They shake their heads in warning, chiding us to give
Our gratitude to the Invisible College of the Humble,
Who through the ages have accomplished everything essential.
And stretch around our struggle as the normal landscape,
And mingle, fluent with our living, like the winds and waters,
The dust of all the dead that reddens every sunset;
Giving us courage to confront our enemies,
Not only on the Grand Canal, or in Madrid,
Across the campus of a university city,
But aid us everywhere, that in the lovers’ bedroom,
The white laboratory, the school, the public meeting,
The enemies of life may be more passionately attacked.
And, if we care to listen, we can always hear them:
“Men are not innocent as beasts and never can be,
Man can improve but never will himself be perfect,
Only the free have disposition to be truthful,
Only the truthful have the interest to be just,
Only the just possess the will-power to be free.
For common justice can determine private freedom,
As a clear sky can tempt men to astronomy,
Or a peninsula persuade them to be sailors.
You talked of Liberty, but were not just; and now
Your enemies have called your bluff; for in your city,
Only the man behind the rifle had free-will.
One wish is common to you both, the wish to build
A world united as that Europe was in which
The flint-faced exile wrote his three-act comedy.
Lament not its decay; that shell was too constricting:
The years of private isolation had their lesson,
And in the interest of intelligence were necessary.
Now in the clutch of crisis and the bloody hour
You must defeat your enemies or perish, hut remember,
Only by those who reverence it can life be mastered;
Only a whole and happy conscience can stand up
And answer their bleak lie; among the just,
And only there, is Unity compatible with Freedom.”
Night falls on China; the great arc of travelling shadow
Moves over land and ocean, altering life:
Thibet already silent, the packed Indias cooling,
Inert in the paralysis of caste. And though in Africa
The vegetation still grows fiercely like the young,
And in the cities that receive the slanting radiations
The lucky are at work, and most still know they suffer.
The dark will touch them soon : night’s tiny noises
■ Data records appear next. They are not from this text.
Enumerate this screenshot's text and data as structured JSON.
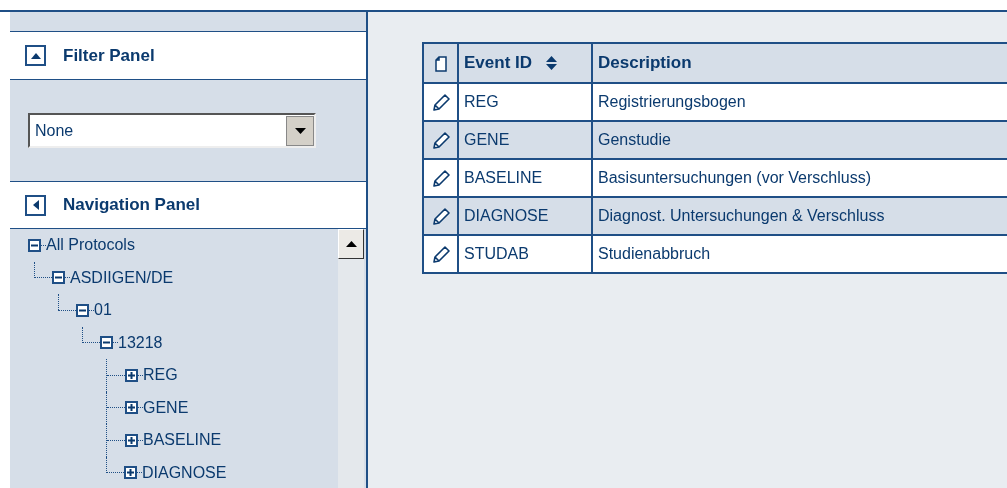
{
  "filter_panel": {
    "title": "Filter Panel",
    "select": {
      "value": "None"
    }
  },
  "navigation_panel": {
    "title": "Navigation Panel"
  },
  "tree": [
    {
      "label": "All Protocols",
      "expanded": true,
      "children": [
        {
          "label": "ASDIIGEN/DE",
          "expanded": true,
          "children": [
            {
              "label": "01",
              "expanded": true,
              "children": [
                {
                  "label": "13218",
                  "expanded": true,
                  "children": [
                    {
                      "label": "REG",
                      "expanded": false
                    },
                    {
                      "label": "GENE",
                      "expanded": false
                    },
                    {
                      "label": "BASELINE",
                      "expanded": false
                    },
                    {
                      "label": "DIAGNOSE",
                      "expanded": false
                    }
                  ]
                }
              ]
            }
          ]
        }
      ]
    }
  ],
  "table": {
    "columns": [
      {
        "label": "Event ID",
        "sortable": true
      },
      {
        "label": "Description",
        "sortable": false
      }
    ],
    "rows": [
      {
        "event_id": "REG",
        "description": "Registrierungsbogen"
      },
      {
        "event_id": "GENE",
        "description": "Genstudie"
      },
      {
        "event_id": "BASELINE",
        "description": "Basisuntersuchungen (vor Verschluss)"
      },
      {
        "event_id": "DIAGNOSE",
        "description": "Diagnost. Untersuchungen & Verschluss"
      },
      {
        "event_id": "STUDAB",
        "description": "Studienabbruch"
      }
    ]
  }
}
Will echo vivid in the owl’s developed ear,
Vague in the anxious sentry’s; and the moon look down
On battlefields and dead men lying, heaped like treasure,
On lovers ruined in a brief embrace, on ships
Where exiles watch the sea: and in the silence
The cry that streams out into the indifferent spaces,
And never stops or slackens, may be heard more clearly.
Above the everlasting murmur of the woods and rivers,
And more insistent than the lulling answer of the waltzes,
Or hum of printing-presses turning forests into lies;
As now I hear it, rising round me from Shanghai,
And mingling with the distant mutter of guerrilla fighting,
The voice of Man : “O teach us to outgrow our madness.
Ruffle the perfect manners of the frozen heart,
And once again compel it to be awkward and alive,
To all it suffered once a weeping witness.
Clear from the head the masses of impressive rubbish;
Rally the lost and trembling forces of the will,
Gather them up and let them loose upon the earth,
Till, as the contribution of our star, we follow
The clear instructions of that Justice, in the shadow
Of Whose uplifting, loving, and constraining power
All human reasons do rejoice and operate.”
Text taken from the Internet Archive and edited to correct numerous punctuation and spelling errors.